What is needed:
Within this listing, how many lines include the word "Laura"? Only the number should be given.

==============================

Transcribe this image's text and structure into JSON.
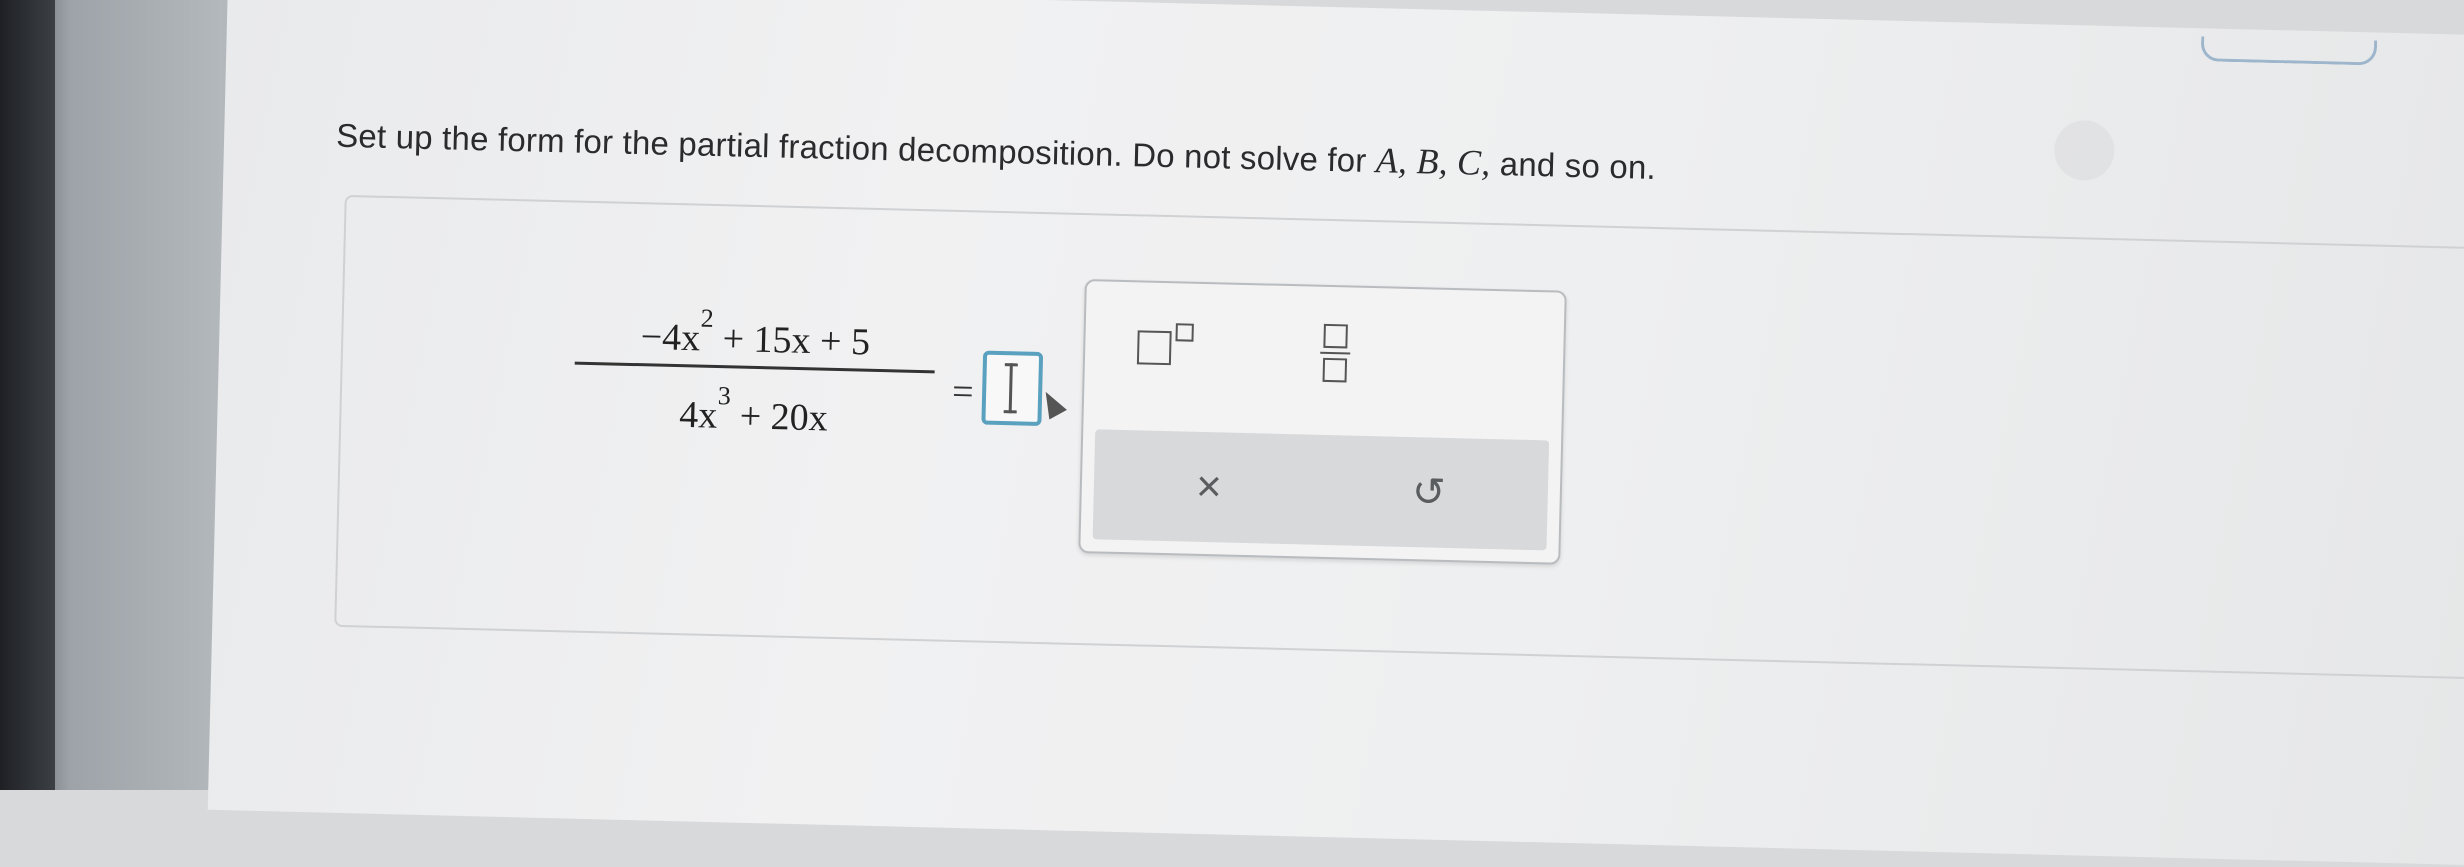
{
  "question": {
    "text": "Set up the form for the partial fraction decomposition. Do not solve for",
    "vars": "A, B, C,",
    "suffix": "and so on."
  },
  "expression": {
    "numerator_a": "−4x",
    "numerator_a_exp": "2",
    "numerator_b": "+ 15x + 5",
    "denominator_a": "4x",
    "denominator_a_exp": "3",
    "denominator_b": "+ 20x",
    "equals": "="
  },
  "palette": {
    "clear_symbol": "×",
    "undo_symbol": "↺"
  },
  "icons": [
    "exponent-template-icon",
    "fraction-template-icon",
    "close-icon",
    "undo-icon",
    "text-cursor-icon",
    "mouse-pointer-icon"
  ],
  "colors": {
    "answer_box_border": "#5aa0bf",
    "action_bar": "#d7d9db"
  }
}
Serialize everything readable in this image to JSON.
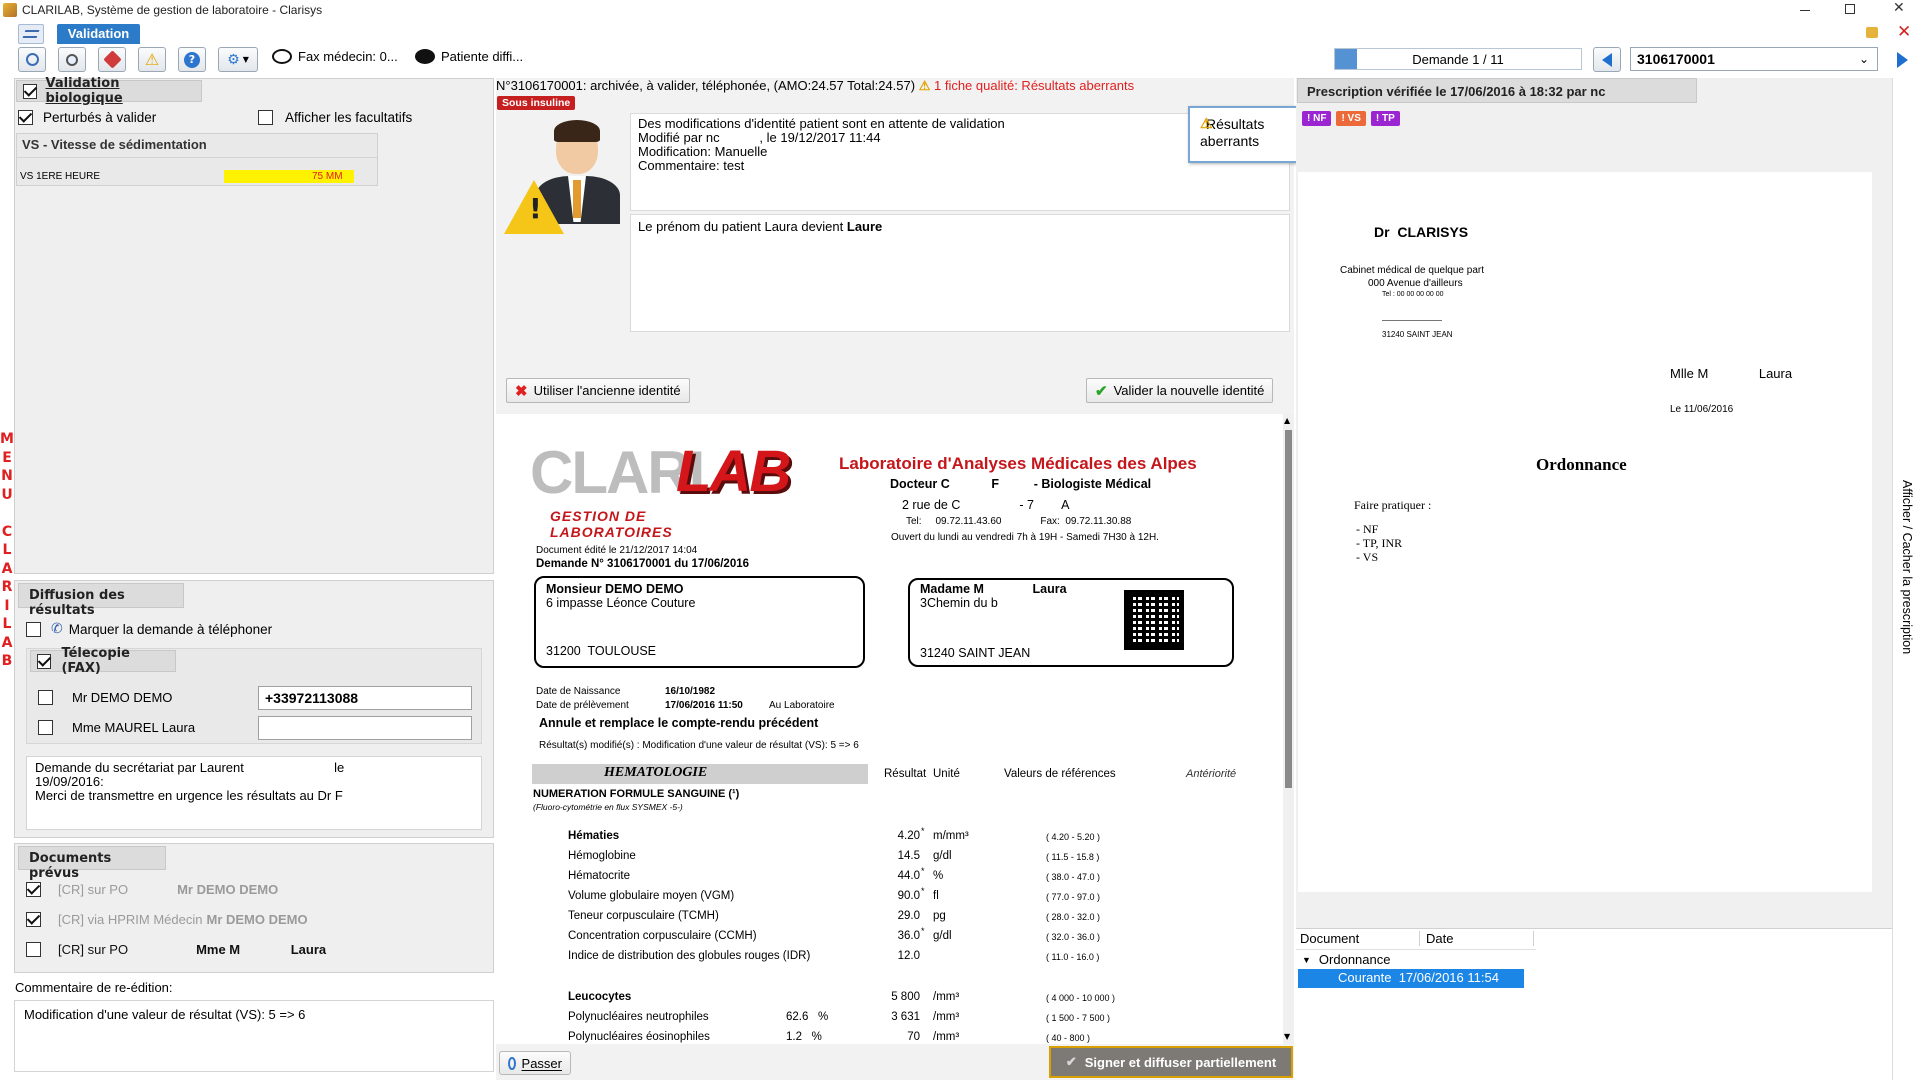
{
  "window": {
    "title": "CLARILAB, Système de gestion de laboratoire - Clarisys"
  },
  "ribbon": {
    "tab": "Validation"
  },
  "toolbar": {
    "fax_label": "Fax médecin: 0...",
    "patient_label": "Patiente diffi..."
  },
  "nav": {
    "demand_label": "Demande 1 / 11",
    "demand_number": "3106170001"
  },
  "side_menu": {
    "letters": [
      "M",
      "E",
      "N",
      "U",
      "",
      "C",
      "L",
      "A",
      "R",
      "I",
      "L",
      "A",
      "B"
    ]
  },
  "left": {
    "validation_header": "Validation biologique",
    "perturbed_label": "Perturbés à valider",
    "optional_label": "Afficher les facultatifs",
    "vs_title": "VS - Vitesse de sédimentation",
    "vs_row_label": "VS 1ERE HEURE",
    "vs_row_value": "75 MM",
    "diffusion_header": "Diffusion des résultats",
    "phone_label": "Marquer la demande à téléphoner",
    "fax_header": "Télecopie (FAX)",
    "fax_rows": [
      {
        "name": "Mr DEMO DEMO",
        "number": "+33972113088"
      },
      {
        "name": "Mme MAUREL Laura",
        "number": ""
      }
    ],
    "secretary_note": [
      "Demande du secrétariat par Laurent                         le",
      "19/09/2016:",
      "Merci de transmettre en urgence les résultats au Dr F"
    ],
    "docs_header": "Documents prévus",
    "docs": [
      {
        "checked": true,
        "type": "[CR] sur PO",
        "dest": "Mr DEMO DEMO",
        "active": false
      },
      {
        "checked": true,
        "type": "[CR] via HPRIM Médecin",
        "dest": "Mr DEMO DEMO",
        "active": false
      },
      {
        "checked": false,
        "type": "[CR] sur PO",
        "dest": "Mme M              Laura",
        "active": true
      }
    ],
    "reedit_label": "Commentaire de re-édition:",
    "reedit_text": "Modification d'une valeur de résultat (VS): 5 => 6"
  },
  "center": {
    "status_text": "N°3106170001: archivée, à valider,  téléphonée, (AMO:24.57 Total:24.57)",
    "quality_text": "1 fiche qualité: Résultats aberrants",
    "insulin_badge": "Sous insuline",
    "identity_notice": [
      "Des modifications d'identité patient sont en attente de validation",
      "Modifié par nc           , le 19/12/2017 11:44",
      "Modification: Manuelle",
      "Commentaire: test"
    ],
    "name_change_prefix": "Le prénom du patient Laura devient ",
    "name_change_bold": "Laure",
    "aberrant_label": "Résultats aberrants",
    "old_identity_button": "Utiliser l'ancienne identité",
    "new_identity_button": "Valider la nouvelle identité",
    "pass_button": "Passer",
    "sign_button": "Signer et diffuser partiellement"
  },
  "report": {
    "logo_clari": "CLARI",
    "logo_lab": "LAB",
    "logo_sub": "GESTION DE LABORATOIRES",
    "lab_name": "Laboratoire d'Analyses Médicales des Alpes",
    "doctor": "Docteur C            F          - Biologiste Médical",
    "address": "2 rue de C                 - 7        A",
    "phones": "Tel:     09.72.11.43.60              Fax:  09.72.11.30.88",
    "hours": "Ouvert du lundi au vendredi 7h à 19H - Samedi 7H30 à 12H.",
    "edited": "Document édité le   21/12/2017 14:04",
    "demand": "Demande N° 3106170001 du 17/06/2016",
    "doctor_box": {
      "name": "Monsieur DEMO DEMO",
      "street": "6 impasse Léonce Couture",
      "city": "31200  TOULOUSE"
    },
    "patient_box": {
      "name": "Madame M              Laura",
      "street": "3Chemin du b",
      "city": "31240 SAINT JEAN"
    },
    "birth_label": "Date de Naissance",
    "birth_value": "16/10/1982",
    "sample_label": "Date de prélèvement",
    "sample_value": "17/06/2016 11:50",
    "sample_place": "Au Laboratoire",
    "cancel_text": "Annule et remplace le compte-rendu précédent",
    "modified_text": "Résultat(s) modifié(s) : Modification d'une valeur de résultat (VS): 5 => 6",
    "section": "HEMATOLOGIE",
    "col_result": "Résultat",
    "col_unit": "Unité",
    "col_ref": "Valeurs de références",
    "col_prev": "Antériorité",
    "nfs_title": "NUMERATION FORMULE SANGUINE (¹)",
    "nfs_sub": "(Fluoro-cytométrie en flux SYSMEX -5-)",
    "rows": [
      {
        "label": "Hématies",
        "bold": true,
        "pct": "",
        "value": "4.20",
        "star": "*",
        "unit": "m/mm³",
        "ref": "( 4.20 - 5.20 )"
      },
      {
        "label": "Hémoglobine",
        "bold": false,
        "pct": "",
        "value": "14.5",
        "star": "",
        "unit": "g/dl",
        "ref": "( 11.5 - 15.8 )"
      },
      {
        "label": "Hématocrite",
        "bold": false,
        "pct": "",
        "value": "44.0",
        "star": "*",
        "unit": "%",
        "ref": "( 38.0 - 47.0 )"
      },
      {
        "label": "Volume globulaire moyen (VGM)",
        "bold": false,
        "pct": "",
        "value": "90.0",
        "star": "*",
        "unit": "fl",
        "ref": "( 77.0 - 97.0 )"
      },
      {
        "label": "Teneur corpusculaire (TCMH)",
        "bold": false,
        "pct": "",
        "value": "29.0",
        "star": "",
        "unit": "pg",
        "ref": "( 28.0 - 32.0 )"
      },
      {
        "label": "Concentration corpusculaire (CCMH)",
        "bold": false,
        "pct": "",
        "value": "36.0",
        "star": "*",
        "unit": "g/dl",
        "ref": "( 32.0 - 36.0 )"
      },
      {
        "label": "Indice de distribution des globules rouges (IDR)",
        "bold": false,
        "pct": "",
        "value": "12.0",
        "star": "",
        "unit": "",
        "ref": "( 11.0 - 16.0 )"
      },
      {
        "label": "Leucocytes",
        "bold": true,
        "pct": "",
        "value": "5 800",
        "star": "",
        "unit": "/mm³",
        "ref": "( 4 000 - 10 000 )"
      },
      {
        "label": "Polynucléaires neutrophiles",
        "bold": false,
        "pct": "62.6   %",
        "value": "3 631",
        "star": "",
        "unit": "/mm³",
        "ref": "( 1 500 - 7 500 )"
      },
      {
        "label": "Polynucléaires éosinophiles",
        "bold": false,
        "pct": "1.2   %",
        "value": "70",
        "star": "",
        "unit": "/mm³",
        "ref": "( 40 - 800 )"
      }
    ]
  },
  "right": {
    "header": "Prescription vérifiée le 17/06/2016 à 18:32 par nc",
    "tags": [
      {
        "label": "! NF",
        "color": "#9b26d1"
      },
      {
        "label": "! VS",
        "color": "#ec6a3a"
      },
      {
        "label": "! TP",
        "color": "#9b26d1"
      }
    ],
    "prescription": {
      "doctor": "Dr  CLARISYS",
      "cab1": "Cabinet médical de quelque part",
      "cab2": "000 Avenue d'ailleurs",
      "cab3": "Tel : 00 00 00 00 00",
      "cab4": "31240 SAINT JEAN",
      "patient": "Mlle M              Laura",
      "date": "Le 11/06/2016",
      "title": "Ordonnance",
      "instr": "Faire pratiquer :",
      "items": [
        "- NF",
        "- TP, INR",
        "- VS"
      ]
    },
    "toggle_label": "Afficher / Cacher la prescription",
    "doc_col": "Document",
    "date_col": "Date",
    "tree_parent": "Ordonnance",
    "tree_child": "Courante  17/06/2016 11:54"
  }
}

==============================

Answer to this exercise:
5